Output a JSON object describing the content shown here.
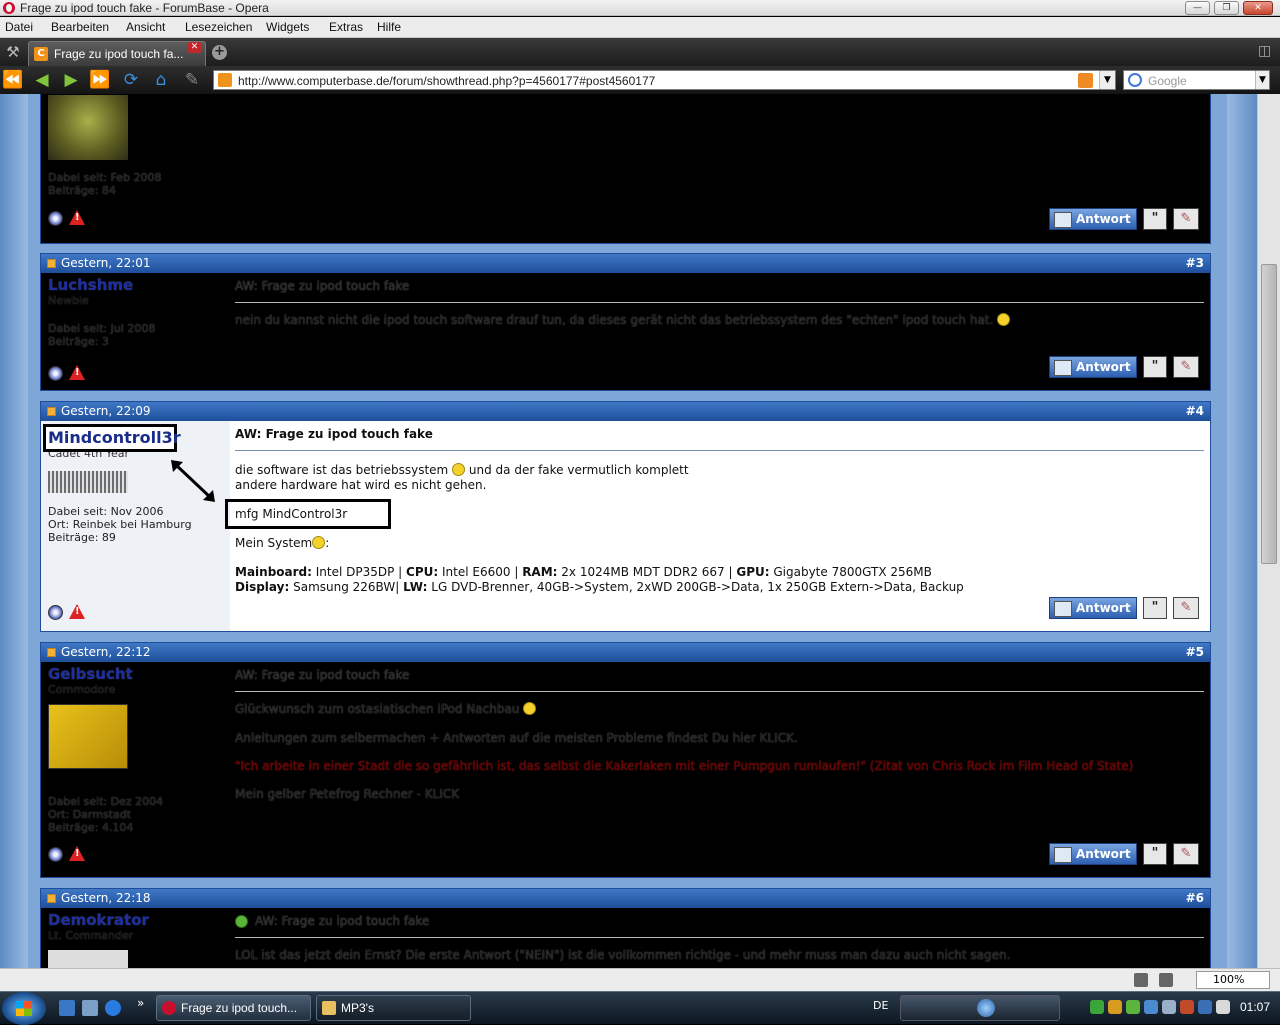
{
  "window": {
    "title": "Frage zu ipod touch fake - ForumBase - Opera"
  },
  "menu": [
    "Datei",
    "Bearbeiten",
    "Ansicht",
    "Lesezeichen",
    "Widgets",
    "Extras",
    "Hilfe"
  ],
  "tab": {
    "label": "Frage zu ipod touch fa..."
  },
  "address": {
    "url": "http://www.computerbase.de/forum/showthread.php?p=4560177#post4560177",
    "search_placeholder": "Google"
  },
  "posts": [
    {
      "variant": "dark",
      "info": [
        "Dabei seit: Feb 2008",
        "Beiträge: 84"
      ],
      "reply_label": "Antwort"
    },
    {
      "variant": "dark",
      "date": "Gestern, 22:01",
      "number": "#3",
      "username": "Luchshme",
      "rank": "Newbie",
      "info": [
        "Dabei seit: Jul 2008",
        "Beiträge: 3"
      ],
      "title": "AW: Frage zu ipod touch fake",
      "lines": [
        "nein du kannst nicht die ipod touch software drauf tun, da dieses gerät nicht das betriebssystem des \"echten\" ipod touch hat."
      ],
      "reply_label": "Antwort"
    },
    {
      "variant": "light",
      "date": "Gestern, 22:09",
      "number": "#4",
      "username": "Mindcontroll3r",
      "rank": "Cadet 4th Year",
      "info": [
        "Dabei seit: Nov 2006",
        "Ort: Reinbek bei Hamburg",
        "Beiträge: 89"
      ],
      "title": "AW: Frage zu ipod touch fake",
      "line1a": "die software ist das betriebssystem",
      "line1b": "und da der fake vermutlich komplett",
      "line2": "andere hardware hat wird es nicht gehen.",
      "signature": "mfg MindControl3r",
      "system_label": "Mein System",
      "spec1": [
        {
          "k": "Mainboard:",
          "v": " Intel DP35DP | "
        },
        {
          "k": "CPU:",
          "v": " Intel E6600 | "
        },
        {
          "k": "RAM:",
          "v": " 2x 1024MB MDT DDR2 667 | "
        },
        {
          "k": "GPU:",
          "v": " Gigabyte 7800GTX 256MB"
        }
      ],
      "spec2": [
        {
          "k": "Display:",
          "v": " Samsung 226BW| "
        },
        {
          "k": "LW:",
          "v": " LG DVD-Brenner, 40GB->System, 2xWD 200GB->Data, 1x 250GB Extern->Data, Backup"
        }
      ],
      "reply_label": "Antwort"
    },
    {
      "variant": "dark",
      "date": "Gestern, 22:12",
      "number": "#5",
      "username": "Gelbsucht",
      "rank": "Commodore",
      "info": [
        "Dabei seit: Dez 2004",
        "Ort: Darmstadt",
        "Beiträge: 4.104"
      ],
      "title": "AW: Frage zu ipod touch fake",
      "l1": "Glückwunsch zum ostasiatischen iPod Nachbau",
      "l2": "Anleitungen zum selbermachen + Antworten auf die meisten Probleme findest Du hier KLICK.",
      "l3": "\"Ich arbeite in einer Stadt die so gefährlich ist, das selbst die Kakerlaken mit einer Pumpgun rumlaufen!\" (Zitat von Chris Rock im Film Head of State)",
      "l4": "Mein gelber Petefrog Rechner - KLICK",
      "reply_label": "Antwort"
    },
    {
      "variant": "dark",
      "date": "Gestern, 22:18",
      "number": "#6",
      "username": "Demokrator",
      "rank": "Lt. Commander",
      "title": "AW: Frage zu ipod touch fake",
      "l1": "LOL  ist das jetzt dein Ernst? Die erste Antwort (\"NEIN\") ist die vollkommen richtige - und mehr muss man dazu auch nicht sagen."
    }
  ],
  "status": {
    "zoom": "100%"
  },
  "taskbar": {
    "task1": "Frage zu ipod touch...",
    "task2": "MP3's",
    "lang": "DE",
    "clock": "01:07"
  },
  "colors": {
    "header_blue": "#2a5fae",
    "page_bg": "#7ea6d6",
    "username_blue": "#1a2c8a"
  }
}
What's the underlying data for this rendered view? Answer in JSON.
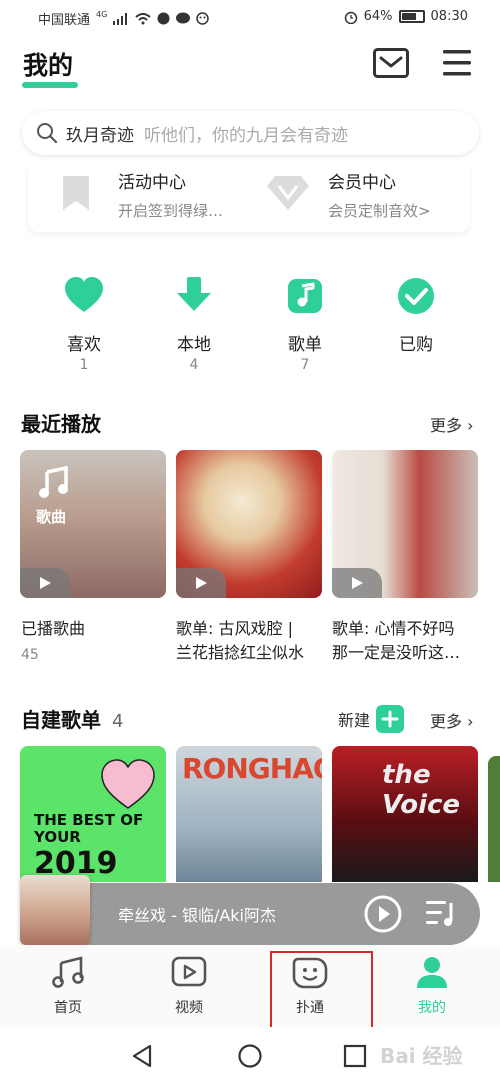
{
  "status_bar": {
    "carrier": "中国联通",
    "network": "4G",
    "battery": "64%",
    "time": "08:30"
  },
  "header": {
    "title": "我的"
  },
  "search": {
    "query": "玖月奇迹",
    "hint": "听他们，你的九月会有奇迹"
  },
  "cards": [
    {
      "title": "活动中心",
      "subtitle": "开启签到得绿…"
    },
    {
      "title": "会员中心",
      "subtitle": "会员定制音效>"
    }
  ],
  "quick_actions": [
    {
      "label": "喜欢",
      "count": "1",
      "icon": "heart-icon"
    },
    {
      "label": "本地",
      "count": "4",
      "icon": "download-icon"
    },
    {
      "label": "歌单",
      "count": "7",
      "icon": "music-note-icon"
    },
    {
      "label": "已购",
      "count": "",
      "icon": "check-icon"
    }
  ],
  "recent": {
    "title": "最近播放",
    "more": "更多",
    "items": [
      {
        "overlay": "歌曲",
        "caption_line1": "已播歌曲",
        "caption_line2": "",
        "sub": "45"
      },
      {
        "overlay": "",
        "caption_line1": "歌单: 古风戏腔 |",
        "caption_line2": "兰花指捻红尘似水",
        "sub": ""
      },
      {
        "overlay": "",
        "caption_line1": "歌单: 心情不好吗",
        "caption_line2": "那一定是没听这…",
        "sub": ""
      }
    ]
  },
  "custom": {
    "title": "自建歌单",
    "count": "4",
    "new_label": "新建",
    "more": "更多",
    "tile1_text": "THE BEST OF YOUR",
    "tile1_year": "2019",
    "tile2_text": "RONGHAO",
    "tile3_text": "the Voice"
  },
  "player": {
    "song": "牵丝戏 - 银临/Aki阿杰"
  },
  "tabs": [
    {
      "label": "首页",
      "icon": "music-note-icon"
    },
    {
      "label": "视频",
      "icon": "video-icon"
    },
    {
      "label": "扑通",
      "icon": "smile-icon"
    },
    {
      "label": "我的",
      "icon": "user-icon"
    }
  ],
  "watermark": "Bai 经验",
  "colors": {
    "accent": "#2ecf9b",
    "highlight": "#d62a2a"
  }
}
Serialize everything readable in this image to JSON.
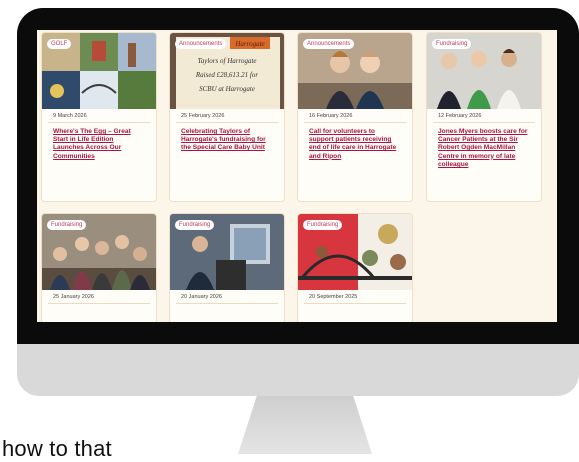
{
  "caption": "how to that",
  "cards": [
    {
      "tag": "GOLF",
      "date": "9 March 2026",
      "title": "Where's The Egg – Great Start in Life Edition Launches Across Our Communities"
    },
    {
      "tag": "Announcements",
      "date": "25 February 2026",
      "title": "Celebrating Taylors of Harrogate's fundraising for the Special Care Baby Unit"
    },
    {
      "tag": "Announcements",
      "date": "16 February 2026",
      "title": "Call for volunteers to support patients receiving end of life care in Harrogate and Ripon"
    },
    {
      "tag": "Fundraising",
      "date": "12 February 2026",
      "title": "Jones Myers boosts care for Cancer Patients at the Sir Robert Ogden MacMillan Centre in memory of late colleague"
    },
    {
      "tag": "Fundraising",
      "date": "25 January 2026",
      "title": ""
    },
    {
      "tag": "Fundraising",
      "date": "20 January 2026",
      "title": ""
    },
    {
      "tag": "Fundraising",
      "date": "20 September 2025",
      "title": ""
    }
  ],
  "board": {
    "line1": "Harrogate",
    "line2": "Taylors of Harrogate",
    "line3": "Raised £28,613.21 for",
    "line4": "SCBU at Harrogate"
  },
  "colors": {
    "accent": "#a8163f",
    "tag_text": "#c13a5c",
    "page_bg": "#fbf5ea",
    "bezel": "#0b0b0b"
  }
}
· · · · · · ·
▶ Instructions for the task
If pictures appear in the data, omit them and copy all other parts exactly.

▶ Output of the exercise
Output a JSON object describing the content shown here.
{
  "window": {
    "title": "Frage zu ipod touch fake - ForumBase - Opera"
  },
  "menu": [
    "Datei",
    "Bearbeiten",
    "Ansicht",
    "Lesezeichen",
    "Widgets",
    "Extras",
    "Hilfe"
  ],
  "tab": {
    "label": "Frage zu ipod touch fa..."
  },
  "address": {
    "url": "http://www.computerbase.de/forum/showthread.php?p=4560177#post4560177",
    "search_placeholder": "Google"
  },
  "posts": [
    {
      "variant": "dark",
      "info": [
        "Dabei seit: Feb 2008",
        "Beiträge: 84"
      ],
      "reply_label": "Antwort"
    },
    {
      "variant": "dark",
      "date": "Gestern, 22:01",
      "number": "#3",
      "username": "Luchshme",
      "rank": "Newbie",
      "info": [
        "Dabei seit: Jul 2008",
        "Beiträge: 3"
      ],
      "title": "AW: Frage zu ipod touch fake",
      "lines": [
        "nein du kannst nicht die ipod touch software drauf tun, da dieses gerät nicht das betriebssystem des \"echten\" ipod touch hat."
      ],
      "reply_label": "Antwort"
    },
    {
      "variant": "light",
      "date": "Gestern, 22:09",
      "number": "#4",
      "username": "Mindcontroll3r",
      "rank": "Cadet 4th Year",
      "info": [
        "Dabei seit: Nov 2006",
        "Ort: Reinbek bei Hamburg",
        "Beiträge: 89"
      ],
      "title": "AW: Frage zu ipod touch fake",
      "line1a": "die software ist das betriebssystem",
      "line1b": "und da der fake vermutlich komplett",
      "line2": "andere hardware hat wird es nicht gehen.",
      "signature": "mfg MindControl3r",
      "system_label": "Mein System",
      "spec1": [
        {
          "k": "Mainboard:",
          "v": " Intel DP35DP | "
        },
        {
          "k": "CPU:",
          "v": " Intel E6600 | "
        },
        {
          "k": "RAM:",
          "v": " 2x 1024MB MDT DDR2 667 | "
        },
        {
          "k": "GPU:",
          "v": " Gigabyte 7800GTX 256MB"
        }
      ],
      "spec2": [
        {
          "k": "Display:",
          "v": " Samsung 226BW| "
        },
        {
          "k": "LW:",
          "v": " LG DVD-Brenner, 40GB->System, 2xWD 200GB->Data, 1x 250GB Extern->Data, Backup"
        }
      ],
      "reply_label": "Antwort"
    },
    {
      "variant": "dark",
      "date": "Gestern, 22:12",
      "number": "#5",
      "username": "Gelbsucht",
      "rank": "Commodore",
      "info": [
        "Dabei seit: Dez 2004",
        "Ort: Darmstadt",
        "Beiträge: 4.104"
      ],
      "title": "AW: Frage zu ipod touch fake",
      "l1": "Glückwunsch zum ostasiatischen iPod Nachbau",
      "l2": "Anleitungen zum selbermachen + Antworten auf die meisten Probleme findest Du hier KLICK.",
      "l3": "\"Ich arbeite in einer Stadt die so gefährlich ist, das selbst die Kakerlaken mit einer Pumpgun rumlaufen!\" (Zitat von Chris Rock im Film Head of State)",
      "l4": "Mein gelber Petefrog Rechner - KLICK",
      "reply_label": "Antwort"
    },
    {
      "variant": "dark",
      "date": "Gestern, 22:18",
      "number": "#6",
      "username": "Demokrator",
      "rank": "Lt. Commander",
      "title": "AW: Frage zu ipod touch fake",
      "l1": "LOL  ist das jetzt dein Ernst? Die erste Antwort (\"NEIN\") ist die vollkommen richtige - und mehr muss man dazu auch nicht sagen."
    }
  ],
  "status": {
    "zoom": "100%"
  },
  "taskbar": {
    "task1": "Frage zu ipod touch...",
    "task2": "MP3's",
    "lang": "DE",
    "clock": "01:07"
  },
  "colors": {
    "header_blue": "#2a5fae",
    "page_bg": "#7ea6d6",
    "username_blue": "#1a2c8a"
  }
}
What's the underlying data for this rendered view? Answer in JSON.
{
  "status_bar": {
    "carrier": "中国联通",
    "network": "4G",
    "battery": "64%",
    "time": "08:30"
  },
  "header": {
    "title": "我的"
  },
  "search": {
    "query": "玖月奇迹",
    "hint": "听他们，你的九月会有奇迹"
  },
  "cards": [
    {
      "title": "活动中心",
      "subtitle": "开启签到得绿…"
    },
    {
      "title": "会员中心",
      "subtitle": "会员定制音效>"
    }
  ],
  "quick_actions": [
    {
      "label": "喜欢",
      "count": "1",
      "icon": "heart-icon"
    },
    {
      "label": "本地",
      "count": "4",
      "icon": "download-icon"
    },
    {
      "label": "歌单",
      "count": "7",
      "icon": "music-note-icon"
    },
    {
      "label": "已购",
      "count": "",
      "icon": "check-icon"
    }
  ],
  "recent": {
    "title": "最近播放",
    "more": "更多",
    "items": [
      {
        "overlay": "歌曲",
        "caption_line1": "已播歌曲",
        "caption_line2": "",
        "sub": "45"
      },
      {
        "overlay": "",
        "caption_line1": "歌单: 古风戏腔 |",
        "caption_line2": "兰花指捻红尘似水",
        "sub": ""
      },
      {
        "overlay": "",
        "caption_line1": "歌单: 心情不好吗",
        "caption_line2": "那一定是没听这…",
        "sub": ""
      }
    ]
  },
  "custom": {
    "title": "自建歌单",
    "count": "4",
    "new_label": "新建",
    "more": "更多",
    "tile1_text": "THE BEST OF YOUR",
    "tile1_year": "2019",
    "tile2_text": "RONGHAO",
    "tile3_text": "the Voice"
  },
  "player": {
    "song": "牵丝戏 - 银临/Aki阿杰"
  },
  "tabs": [
    {
      "label": "首页",
      "icon": "music-note-icon"
    },
    {
      "label": "视频",
      "icon": "video-icon"
    },
    {
      "label": "扑通",
      "icon": "smile-icon"
    },
    {
      "label": "我的",
      "icon": "user-icon"
    }
  ],
  "watermark": "Bai 经验",
  "colors": {
    "accent": "#2ecf9b",
    "highlight": "#d62a2a"
  }
}
Serialize everything readable in this image to JSON.
{
  "caption": "how to that",
  "cards": [
    {
      "tag": "GOLF",
      "date": "9 March 2026",
      "title": "Where's The Egg – Great Start in Life Edition Launches Across Our Communities"
    },
    {
      "tag": "Announcements",
      "date": "25 February 2026",
      "title": "Celebrating Taylors of Harrogate's fundraising for the Special Care Baby Unit"
    },
    {
      "tag": "Announcements",
      "date": "16 February 2026",
      "title": "Call for volunteers to support patients receiving end of life care in Harrogate and Ripon"
    },
    {
      "tag": "Fundraising",
      "date": "12 February 2026",
      "title": "Jones Myers boosts care for Cancer Patients at the Sir Robert Ogden MacMillan Centre in memory of late colleague"
    },
    {
      "tag": "Fundraising",
      "date": "25 January 2026",
      "title": ""
    },
    {
      "tag": "Fundraising",
      "date": "20 January 2026",
      "title": ""
    },
    {
      "tag": "Fundraising",
      "date": "20 September 2025",
      "title": ""
    }
  ],
  "board": {
    "line1": "Harrogate",
    "line2": "Taylors of Harrogate",
    "line3": "Raised £28,613.21 for",
    "line4": "SCBU at Harrogate"
  },
  "colors": {
    "accent": "#a8163f",
    "tag_text": "#c13a5c",
    "page_bg": "#fbf5ea",
    "bezel": "#0b0b0b"
  }
}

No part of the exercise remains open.